3

I am reading the following line from a book:

The reasons that modems are so slow is that telephones were invented for carrying the human voice and the entire system has been carefully optimized for this purpose. Data have always been stepchildren. At the point where each analog signal ( for example analog telephones ) from the end-user ends in the end office, the wire runs through a filter that attenuates all frequencies below 300 Hz and above 3400 Hz. This bandwidth although 3100 Hz is quoted as 4000 Hz. - Computer Networks, Tannenbaum.

My question is if the frequencies below 300 Hz and above 3400 Hz is attenuated, then how can a voice signal transmit on the wire, because the audio signal has a bandwidth of 20 Hz to 20 Khz.

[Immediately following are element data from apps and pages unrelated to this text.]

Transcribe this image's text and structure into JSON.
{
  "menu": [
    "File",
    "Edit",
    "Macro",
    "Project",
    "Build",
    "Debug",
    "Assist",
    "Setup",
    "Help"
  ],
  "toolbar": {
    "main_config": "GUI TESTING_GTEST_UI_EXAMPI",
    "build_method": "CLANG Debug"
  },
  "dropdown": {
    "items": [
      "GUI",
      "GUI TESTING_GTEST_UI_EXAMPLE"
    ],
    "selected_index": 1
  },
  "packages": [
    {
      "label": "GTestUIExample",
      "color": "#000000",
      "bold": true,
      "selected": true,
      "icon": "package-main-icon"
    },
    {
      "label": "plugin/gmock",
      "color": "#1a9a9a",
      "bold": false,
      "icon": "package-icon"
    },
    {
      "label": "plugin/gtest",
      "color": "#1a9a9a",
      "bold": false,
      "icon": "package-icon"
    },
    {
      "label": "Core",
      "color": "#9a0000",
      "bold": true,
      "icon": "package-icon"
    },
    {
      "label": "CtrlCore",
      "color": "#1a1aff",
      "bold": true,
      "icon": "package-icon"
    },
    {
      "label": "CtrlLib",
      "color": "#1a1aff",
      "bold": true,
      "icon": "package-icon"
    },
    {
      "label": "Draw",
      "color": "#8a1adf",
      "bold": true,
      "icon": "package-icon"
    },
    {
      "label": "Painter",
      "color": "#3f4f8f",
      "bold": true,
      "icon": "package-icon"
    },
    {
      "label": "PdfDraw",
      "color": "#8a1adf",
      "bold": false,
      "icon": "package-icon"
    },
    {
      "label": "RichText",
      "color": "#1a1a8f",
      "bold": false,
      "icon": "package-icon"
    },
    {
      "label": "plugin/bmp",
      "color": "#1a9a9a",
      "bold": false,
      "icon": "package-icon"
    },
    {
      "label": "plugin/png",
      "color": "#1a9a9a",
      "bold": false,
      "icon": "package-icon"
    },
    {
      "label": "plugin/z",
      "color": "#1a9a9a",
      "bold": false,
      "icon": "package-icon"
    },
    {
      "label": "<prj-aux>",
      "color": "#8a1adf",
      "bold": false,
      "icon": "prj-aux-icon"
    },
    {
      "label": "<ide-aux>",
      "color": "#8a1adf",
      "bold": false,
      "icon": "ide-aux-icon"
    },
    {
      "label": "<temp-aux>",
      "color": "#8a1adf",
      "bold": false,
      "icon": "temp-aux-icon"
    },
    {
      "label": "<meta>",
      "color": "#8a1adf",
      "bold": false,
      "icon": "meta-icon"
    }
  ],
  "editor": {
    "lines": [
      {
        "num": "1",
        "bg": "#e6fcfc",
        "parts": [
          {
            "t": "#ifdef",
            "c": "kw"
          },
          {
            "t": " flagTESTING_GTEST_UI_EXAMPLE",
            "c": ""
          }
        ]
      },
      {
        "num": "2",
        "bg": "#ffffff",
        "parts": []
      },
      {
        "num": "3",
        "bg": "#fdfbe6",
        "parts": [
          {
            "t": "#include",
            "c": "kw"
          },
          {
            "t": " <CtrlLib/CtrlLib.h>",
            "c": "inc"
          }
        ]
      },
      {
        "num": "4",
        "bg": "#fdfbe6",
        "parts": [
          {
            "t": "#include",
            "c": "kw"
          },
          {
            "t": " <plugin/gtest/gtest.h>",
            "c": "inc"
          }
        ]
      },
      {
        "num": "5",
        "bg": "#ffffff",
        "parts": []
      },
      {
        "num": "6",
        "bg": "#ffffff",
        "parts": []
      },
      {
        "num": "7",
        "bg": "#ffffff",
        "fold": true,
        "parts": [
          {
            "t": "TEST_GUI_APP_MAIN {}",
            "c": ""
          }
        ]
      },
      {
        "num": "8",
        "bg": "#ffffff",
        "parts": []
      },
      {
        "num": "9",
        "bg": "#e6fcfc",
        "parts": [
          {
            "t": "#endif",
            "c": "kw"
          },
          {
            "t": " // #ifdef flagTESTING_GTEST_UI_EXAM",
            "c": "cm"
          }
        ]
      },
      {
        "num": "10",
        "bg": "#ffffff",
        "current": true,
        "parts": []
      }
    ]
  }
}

Maybe I do not understand, what is being filtered at the end office.

1
  • Did any answer help you? If so, you should accept the answer so that the question doesn't keep popping up forever, looking for an answer. Alternatively, you could provide and accept your own answer.
    – Ron Maupin
    Aug 17, 2017 at 4:30

1 Answer 1

2

the audio signal has a bandwidth of 20 Hz to 20 Khz.

Humans have a hearing range of somewhere around that, though it varies between individuals.

But you don't need to pass anything like that range for intelligible speech. The important components of speech are contained in a relatively narrow band and limiting the bandwidth makes it much easier to control noise, interference and reflections in the network. Within the network a lower bandwidth means you can cram more phone calls down the same trunk.

1
  • So, all the speech signals can be crammed upto 3400 Hz. So, if I take an oscillocope on the sending end and the hearing end, then all the higher frequencies above 3400 Hz would vanish on the oscilloscope at the hearing end, even if they were present at the sending end? Aug 17, 2017 at 9:46

Your Answer

By clicking “Post Your Answer”, you agree to our terms of service, privacy policy and cookie policy

Not the answer you're looking for? Browse other questions tagged or ask your own question.